George List, Asad Khattak, and Lei Zhang
North Carolina State University and University of Maryland
Subject Area: 
Collaborative Research


This research project will:

  • Synthesize the current knowledge regarding vehicles, driver and roadway factors associated with large-scale crash occurrence and crash severity. Based on literature, the study will develop/refine hypotheses regarding the effects of explanatory variables on the outcomes of interest.
  • Define large-scale truck-involved collisions and use databases to explore their occurrence.
  • Develop crash rates for heavy trucks in collaboration with University of Maryland team.
  • Conduct descriptive data analysis and estimate regressions to explore the hypothesized relationships, especially how behavioral factors are associated with harm and injury risk.
  • Examine the implications of the result for the traveling public, policy-makers, trucking firms, and society, e.g., factors that produce the highest disruptions and costs.
  • Deliver a finished product in a final report and prepare a paper for presentation at the Transportation Research Board.
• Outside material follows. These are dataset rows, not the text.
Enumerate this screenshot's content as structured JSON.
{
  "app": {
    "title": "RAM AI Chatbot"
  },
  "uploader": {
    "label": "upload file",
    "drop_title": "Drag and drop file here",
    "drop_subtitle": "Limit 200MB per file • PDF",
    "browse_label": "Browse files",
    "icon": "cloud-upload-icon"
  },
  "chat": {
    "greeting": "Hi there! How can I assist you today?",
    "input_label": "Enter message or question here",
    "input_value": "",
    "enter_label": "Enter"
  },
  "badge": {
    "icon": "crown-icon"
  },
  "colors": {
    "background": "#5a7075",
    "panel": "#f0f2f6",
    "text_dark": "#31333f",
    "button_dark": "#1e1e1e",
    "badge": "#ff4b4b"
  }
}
A special effort will be made to disseminate these results to trucking firms, via trade journals, the World Wide Web, and trucking associations among others.

The methods and knowledge creation will enhance better response to large-scale truck involved incidents and also help with dissemination of more accurate truck VMT data to users. Several outcomes and deliverables are to be provided:
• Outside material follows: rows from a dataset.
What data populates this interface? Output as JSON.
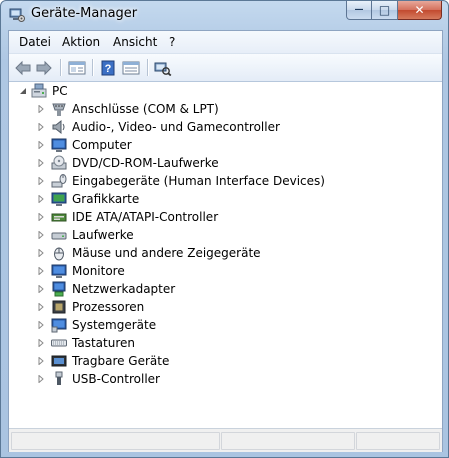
{
  "window": {
    "title": "Geräte-Manager",
    "icon": "device-manager-icon",
    "minimize": "—",
    "maximize": "□",
    "close": "✕"
  },
  "menu": [
    "Datei",
    "Aktion",
    "Ansicht",
    "?"
  ],
  "toolbar": {
    "buttons": [
      "back-icon",
      "forward-icon",
      "properties-pane-icon",
      "help-icon",
      "show-hide-console-tree-icon",
      "scan-hardware-icon"
    ]
  },
  "tree": {
    "root": {
      "label": "PC",
      "icon": "computer-icon"
    },
    "items": [
      {
        "label": "Anschlüsse (COM & LPT)",
        "icon": "port-icon"
      },
      {
        "label": "Audio-, Video- und Gamecontroller",
        "icon": "speaker-icon"
      },
      {
        "label": "Computer",
        "icon": "monitor-icon"
      },
      {
        "label": "DVD/CD-ROM-Laufwerke",
        "icon": "dvd-drive-icon"
      },
      {
        "label": "Eingabegeräte (Human Interface Devices)",
        "icon": "hid-icon"
      },
      {
        "label": "Grafikkarte",
        "icon": "display-adapter-icon"
      },
      {
        "label": "IDE ATA/ATAPI-Controller",
        "icon": "ide-controller-icon"
      },
      {
        "label": "Laufwerke",
        "icon": "disk-drive-icon"
      },
      {
        "label": "Mäuse und andere Zeigegeräte",
        "icon": "mouse-icon"
      },
      {
        "label": "Monitore",
        "icon": "monitor-icon"
      },
      {
        "label": "Netzwerkadapter",
        "icon": "network-adapter-icon"
      },
      {
        "label": "Prozessoren",
        "icon": "processor-icon"
      },
      {
        "label": "Systemgeräte",
        "icon": "system-device-icon"
      },
      {
        "label": "Tastaturen",
        "icon": "keyboard-icon"
      },
      {
        "label": "Tragbare Geräte",
        "icon": "portable-device-icon"
      },
      {
        "label": "USB-Controller",
        "icon": "usb-icon"
      }
    ]
  }
}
  • The findings will be reported to the UMD National Center in a final report and the findings will be available on the Internet.
  • Based on the findings, the team will write a paper for presentation and publication at the Transportation Research Board. Other scholarly journals and conference venues will also be considered, depending on the evolution of the project and the final results.
  • The findings will also be disseminated to the relevant federal and state agencies (e.g., Federal Motor Carrier Safety Administration).
  • A special effort will be made to disseminate these results to trucking firms, via trade journals (e.g., Commercial Carrier Journal, Transport Topics, and Traffic World), the world wide web, and special organizations (e.g., American Trucking Association, and Independent Owner-Operator Associations).
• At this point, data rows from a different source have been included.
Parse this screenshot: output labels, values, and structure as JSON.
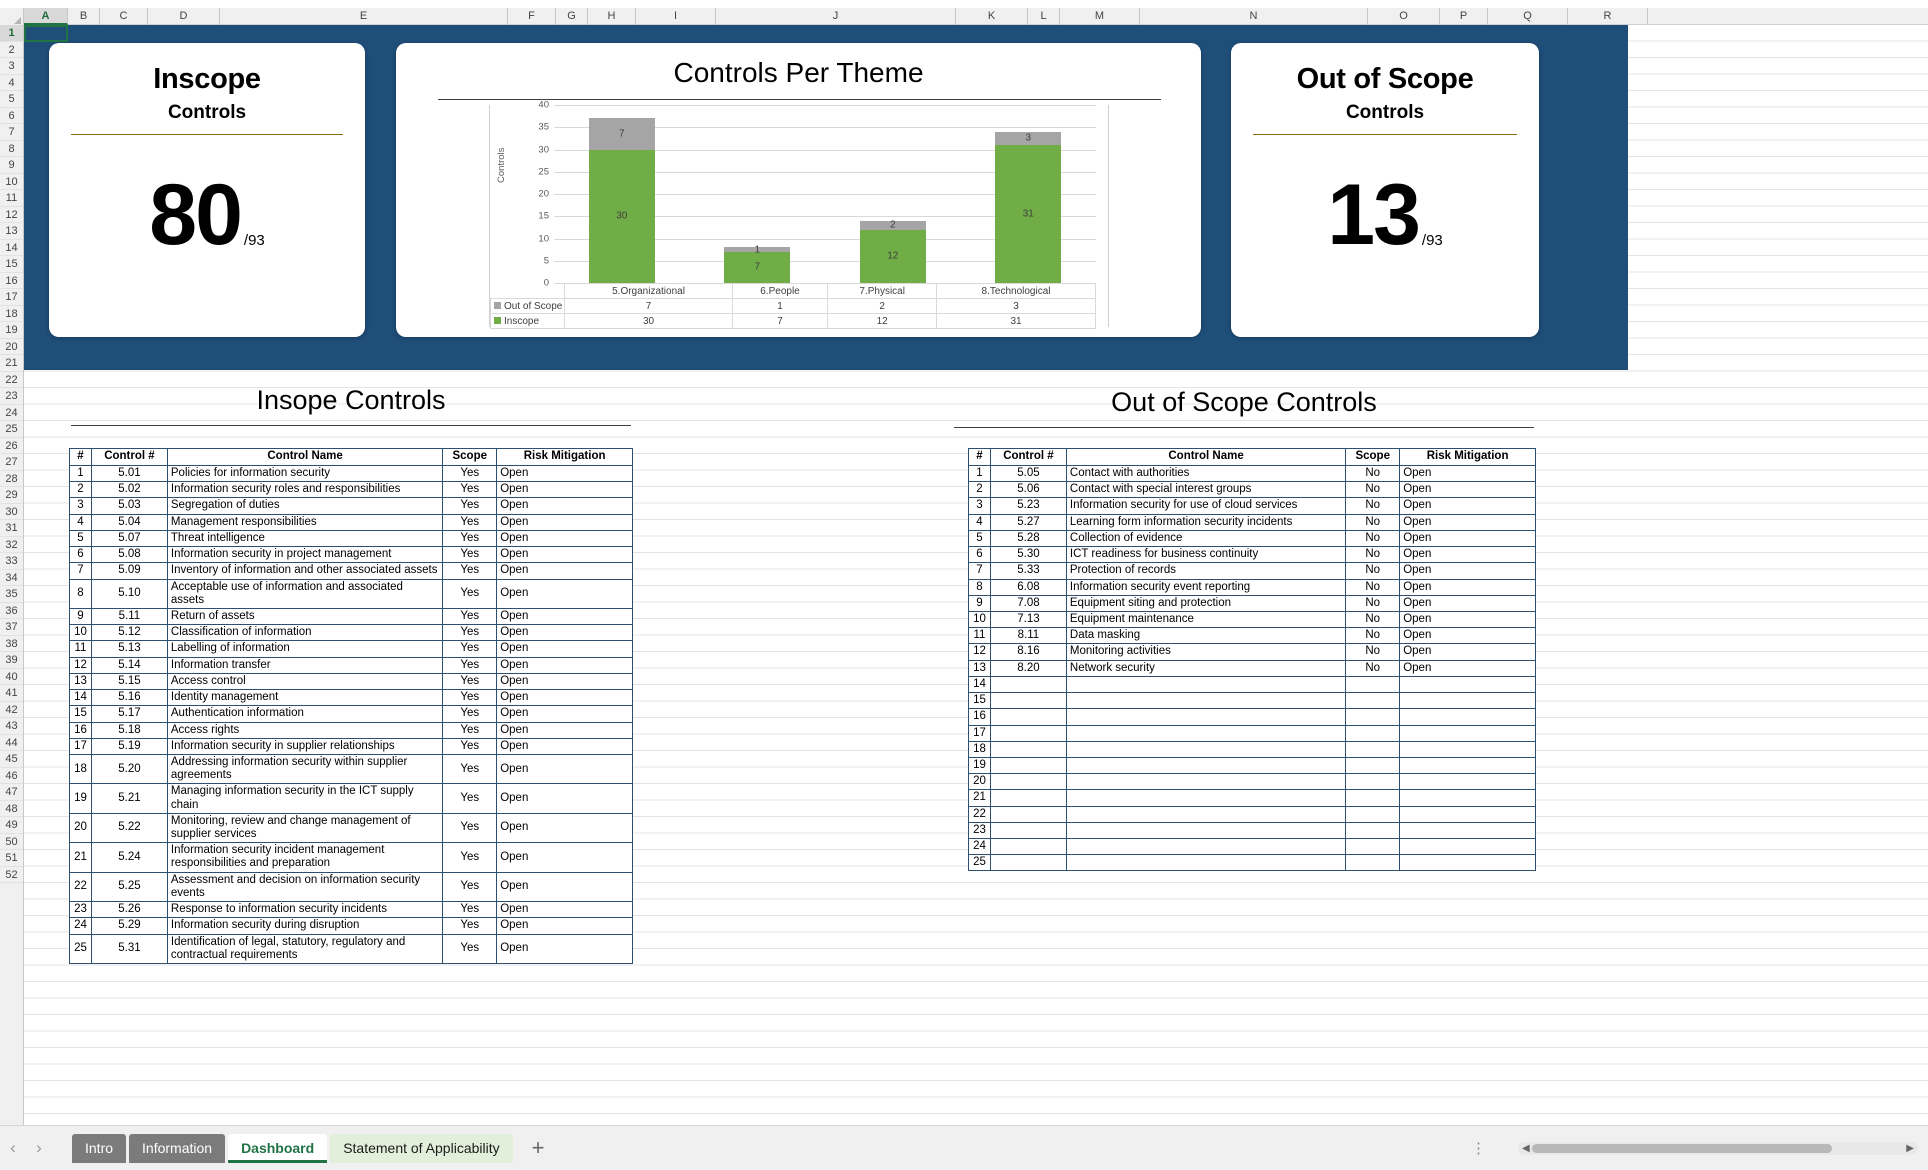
{
  "spreadsheet": {
    "columns": [
      "A",
      "B",
      "C",
      "D",
      "E",
      "F",
      "G",
      "H",
      "I",
      "J",
      "K",
      "L",
      "M",
      "N",
      "O",
      "P",
      "Q",
      "R"
    ],
    "selected_column": "A",
    "selected_row": "1",
    "row_count": 52
  },
  "kpi_inscope": {
    "title": "Inscope",
    "subtitle": "Controls",
    "value": "80",
    "denominator": "/93"
  },
  "kpi_outscope": {
    "title": "Out of Scope",
    "subtitle": "Controls",
    "value": "13",
    "denominator": "/93"
  },
  "chart_data": {
    "type": "bar",
    "title": "Controls Per Theme",
    "xlabel": "",
    "ylabel": "Controls",
    "ylim": [
      0,
      40
    ],
    "yticks": [
      0,
      5,
      10,
      15,
      20,
      25,
      30,
      35,
      40
    ],
    "grid": true,
    "stacked": true,
    "legend_position": "data-table",
    "categories": [
      "5.Organizational",
      "6.People",
      "7.Physical",
      "8.Technological"
    ],
    "series": [
      {
        "name": "Inscope",
        "values": [
          30,
          7,
          12,
          31
        ],
        "color": "#70ad47"
      },
      {
        "name": "Out of Scope",
        "values": [
          7,
          1,
          2,
          3
        ],
        "color": "#a5a5a5"
      }
    ],
    "data_table_order": [
      "Out of Scope",
      "Inscope"
    ]
  },
  "inscope_section": {
    "title": "Insope Controls",
    "headers": [
      "#",
      "Control #",
      "Control Name",
      "Scope",
      "Risk Mitigation"
    ],
    "rows": [
      [
        "1",
        "5.01",
        "Policies for information security",
        "Yes",
        "Open"
      ],
      [
        "2",
        "5.02",
        "Information security roles and responsibilities",
        "Yes",
        "Open"
      ],
      [
        "3",
        "5.03",
        "Segregation of duties",
        "Yes",
        "Open"
      ],
      [
        "4",
        "5.04",
        "Management responsibilities",
        "Yes",
        "Open"
      ],
      [
        "5",
        "5.07",
        "Threat intelligence",
        "Yes",
        "Open"
      ],
      [
        "6",
        "5.08",
        "Information security in project management",
        "Yes",
        "Open"
      ],
      [
        "7",
        "5.09",
        "Inventory of information and other associated assets",
        "Yes",
        "Open"
      ],
      [
        "8",
        "5.10",
        "Acceptable use of information and associated assets",
        "Yes",
        "Open"
      ],
      [
        "9",
        "5.11",
        "Return of assets",
        "Yes",
        "Open"
      ],
      [
        "10",
        "5.12",
        "Classification of information",
        "Yes",
        "Open"
      ],
      [
        "11",
        "5.13",
        "Labelling of information",
        "Yes",
        "Open"
      ],
      [
        "12",
        "5.14",
        "Information transfer",
        "Yes",
        "Open"
      ],
      [
        "13",
        "5.15",
        "Access control",
        "Yes",
        "Open"
      ],
      [
        "14",
        "5.16",
        "Identity management",
        "Yes",
        "Open"
      ],
      [
        "15",
        "5.17",
        "Authentication information",
        "Yes",
        "Open"
      ],
      [
        "16",
        "5.18",
        "Access rights",
        "Yes",
        "Open"
      ],
      [
        "17",
        "5.19",
        "Information security in supplier relationships",
        "Yes",
        "Open"
      ],
      [
        "18",
        "5.20",
        "Addressing information security within supplier agreements",
        "Yes",
        "Open"
      ],
      [
        "19",
        "5.21",
        "Managing information security in the ICT supply chain",
        "Yes",
        "Open"
      ],
      [
        "20",
        "5.22",
        "Monitoring, review and change management of supplier services",
        "Yes",
        "Open"
      ],
      [
        "21",
        "5.24",
        "Information security incident management responsibilities and preparation",
        "Yes",
        "Open"
      ],
      [
        "22",
        "5.25",
        "Assessment and decision on information security events",
        "Yes",
        "Open"
      ],
      [
        "23",
        "5.26",
        "Response to information security incidents",
        "Yes",
        "Open"
      ],
      [
        "24",
        "5.29",
        "Information security during disruption",
        "Yes",
        "Open"
      ],
      [
        "25",
        "5.31",
        "Identification of legal, statutory, regulatory and contractual requirements",
        "Yes",
        "Open"
      ]
    ]
  },
  "outscope_section": {
    "title": "Out of Scope Controls",
    "headers": [
      "#",
      "Control #",
      "Control Name",
      "Scope",
      "Risk Mitigation"
    ],
    "rows": [
      [
        "1",
        "5.05",
        "Contact with authorities",
        "No",
        "Open"
      ],
      [
        "2",
        "5.06",
        "Contact with special interest groups",
        "No",
        "Open"
      ],
      [
        "3",
        "5.23",
        "Information security for use of cloud services",
        "No",
        "Open"
      ],
      [
        "4",
        "5.27",
        "Learning form information security incidents",
        "No",
        "Open"
      ],
      [
        "5",
        "5.28",
        "Collection of evidence",
        "No",
        "Open"
      ],
      [
        "6",
        "5.30",
        "ICT readiness for business continuity",
        "No",
        "Open"
      ],
      [
        "7",
        "5.33",
        "Protection of records",
        "No",
        "Open"
      ],
      [
        "8",
        "6.08",
        "Information security event reporting",
        "No",
        "Open"
      ],
      [
        "9",
        "7.08",
        "Equipment siting and protection",
        "No",
        "Open"
      ],
      [
        "10",
        "7.13",
        "Equipment maintenance",
        "No",
        "Open"
      ],
      [
        "11",
        "8.11",
        "Data masking",
        "No",
        "Open"
      ],
      [
        "12",
        "8.16",
        "Monitoring activities",
        "No",
        "Open"
      ],
      [
        "13",
        "8.20",
        "Network security",
        "No",
        "Open"
      ],
      [
        "14",
        "",
        "",
        "",
        ""
      ],
      [
        "15",
        "",
        "",
        "",
        ""
      ],
      [
        "16",
        "",
        "",
        "",
        ""
      ],
      [
        "17",
        "",
        "",
        "",
        ""
      ],
      [
        "18",
        "",
        "",
        "",
        ""
      ],
      [
        "19",
        "",
        "",
        "",
        ""
      ],
      [
        "20",
        "",
        "",
        "",
        ""
      ],
      [
        "21",
        "",
        "",
        "",
        ""
      ],
      [
        "22",
        "",
        "",
        "",
        ""
      ],
      [
        "23",
        "",
        "",
        "",
        ""
      ],
      [
        "24",
        "",
        "",
        "",
        ""
      ],
      [
        "25",
        "",
        "",
        "",
        ""
      ]
    ]
  },
  "sheet_tabs": {
    "prev_label": "‹",
    "next_label": "›",
    "tabs": [
      {
        "label": "Intro",
        "state": "gray"
      },
      {
        "label": "Information",
        "state": "gray"
      },
      {
        "label": "Dashboard",
        "state": "active"
      },
      {
        "label": "Statement of Applicability",
        "state": "green"
      }
    ],
    "add_label": "+"
  },
  "colors": {
    "banner": "#1f4e79",
    "inscope_green": "#70ad47",
    "outscope_gray": "#a5a5a5",
    "accent_gold": "#8b6d14",
    "excel_green": "#217346"
  }
}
The key benefit of this research will be the generation of comprehensive information about the extent of large-scale crash events involving trucks, and about high-risk corridors where safety treatments are likely to be most beneficial.  Notably, the societal costs of truck-involved crashes are high in terms of property damage, injuries, and loss of life (in billions of dollars annually). By focusing on roadway factors and rigorously analyzing detailed crash data, we expect to have direct impacts and considerable gains in terms of reductions in costs for the traveling public and trucking firms.